1.What you want to measure. Before you ever train an employee, you should have a goal in mind. What actions do you want employees to take? What risks do you want them to avoid? In compliance, you want them to avoid non-ethical and non-compliant actions that would lead to compliance violations. The goal is to train employees to follow your Code of Conduct and your compliance program policies and procedures so you avoid liability related to actions.

2. What is employee engagement? The next step is to get a sense of whether employees feel that the training you provided is relevant and targeted to their job. If it’s not targeted, employees will likely not be committed to changing risky behavior. You can get data on employee engagement through a quick post-training survey, which will help you isolate and qualify the training benefit.

3. Did employees actually learn anything? A critical part of any employee training is the assessment. If you want to understand the “benefit” of training employees, you must know whether they actually learned anything during training. You can collect this data in a number of ways, but for compliance training, the best way is to measure pre-and post-training understanding over time. Basically, each time you train an employee, measure comprehension both before and after training.

4. Are employees applying your training? You need to conduct a survey to determine employee application and their implementation of the training topics. To do so, you must conduct employee surveys to understand whether they ceased engaging in certain risky behaviors or better yet understand how to conduct themselves in certain risky situations. These surveys can provide a good sense of whether the training has been effective. 

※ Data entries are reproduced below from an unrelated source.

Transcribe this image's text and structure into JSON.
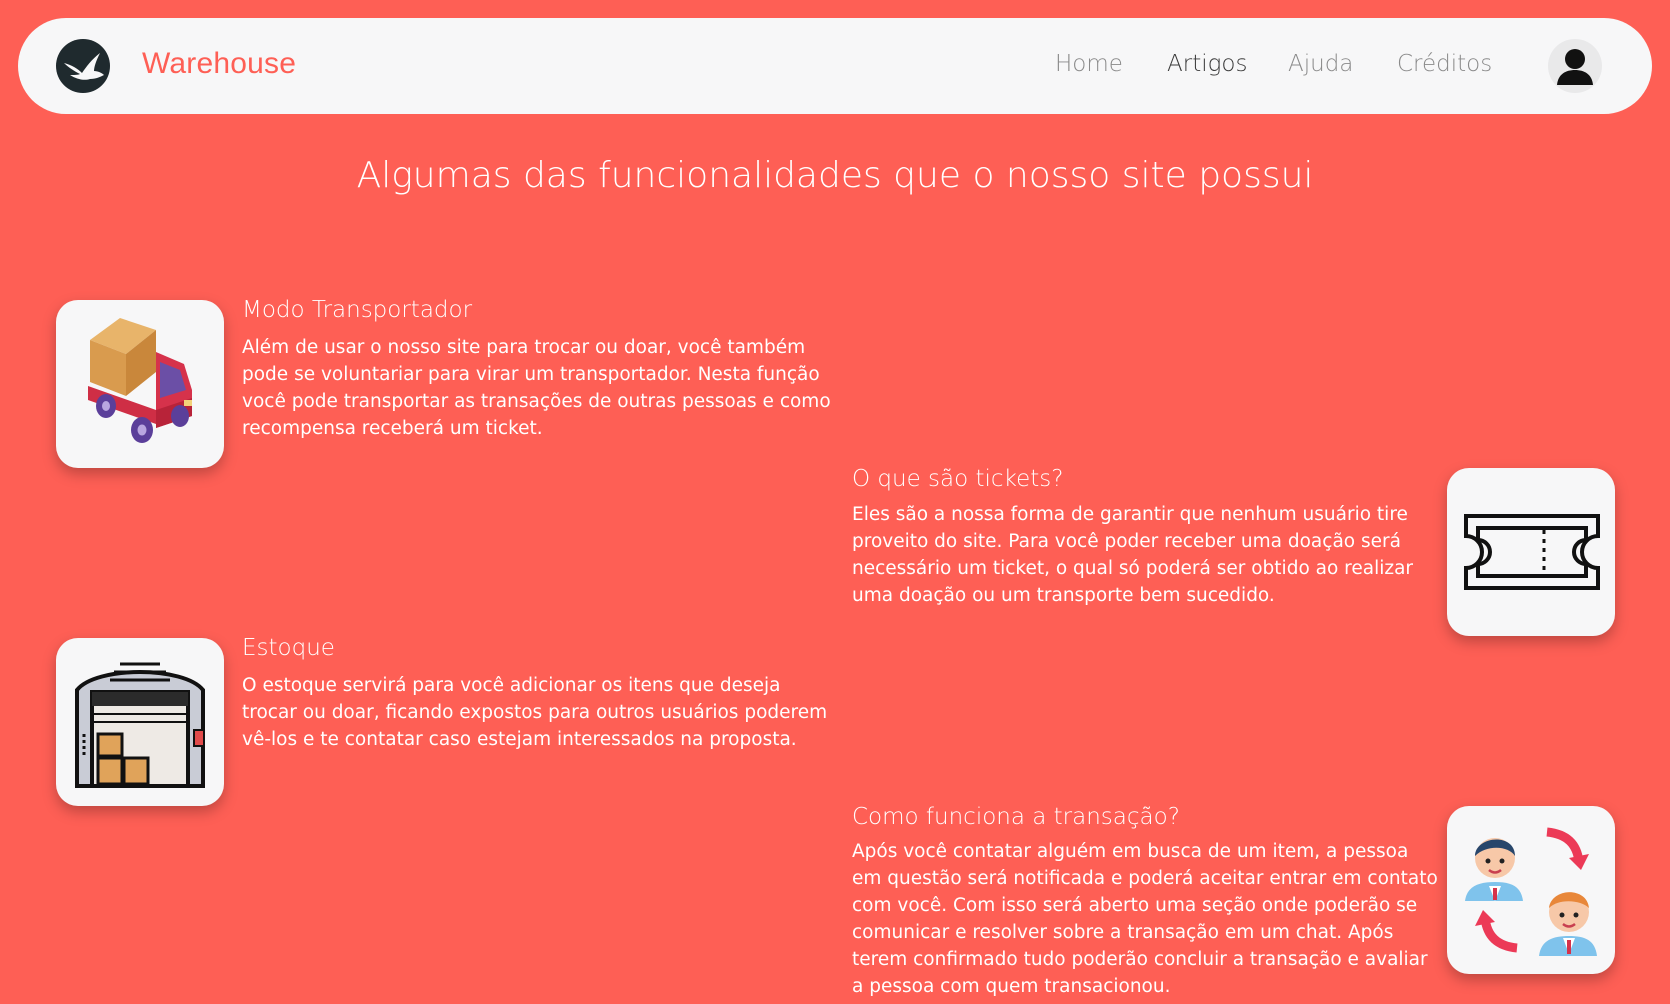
{
  "nav": {
    "brand": "Warehouse",
    "links": [
      "Home",
      "Artigos",
      "Ajuda",
      "Créditos"
    ],
    "active": "Artigos"
  },
  "page_title": "Algumas das funcionalidades que o nosso site possui",
  "features": [
    {
      "title": "Modo Transportador",
      "text": "Além de usar o nosso site para trocar ou doar, você também pode se voluntariar para virar um transportador. Nesta função você pode transportar as transações de outras pessoas e como recompensa receberá um ticket.",
      "icon": "delivery-truck-icon"
    },
    {
      "title": "O que são tickets?",
      "text": "Eles são a nossa forma de garantir que nenhum usuário tire proveito do site. Para você poder receber uma doação será necessário um ticket, o qual só poderá ser obtido ao realizar uma doação ou um transporte bem sucedido.",
      "icon": "ticket-icon"
    },
    {
      "title": "Estoque",
      "text": "O estoque servirá para você adicionar os itens que deseja trocar ou doar, ficando expostos para outros usuários poderem vê-los e te contatar caso estejam interessados na proposta.",
      "icon": "warehouse-icon"
    },
    {
      "title": "Como funciona a transação?",
      "text": "Após você contatar alguém em busca de um item, a pessoa em questão será notificada e poderá aceitar entrar em contato com você. Com isso será aberto uma seção onde poderão se comunicar e resolver sobre a transação em um chat. Após terem confirmado tudo poderão concluir a transação e avaliar a pessoa com quem transacionou.",
      "icon": "people-exchange-icon"
    }
  ],
  "colors": {
    "background": "#fe5f55",
    "navbar": "#f7f7f8",
    "brand": "#fe5f55"
  }
}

Join us tomorrow where we consider The Force Awakens and disruptive innovation in compliance.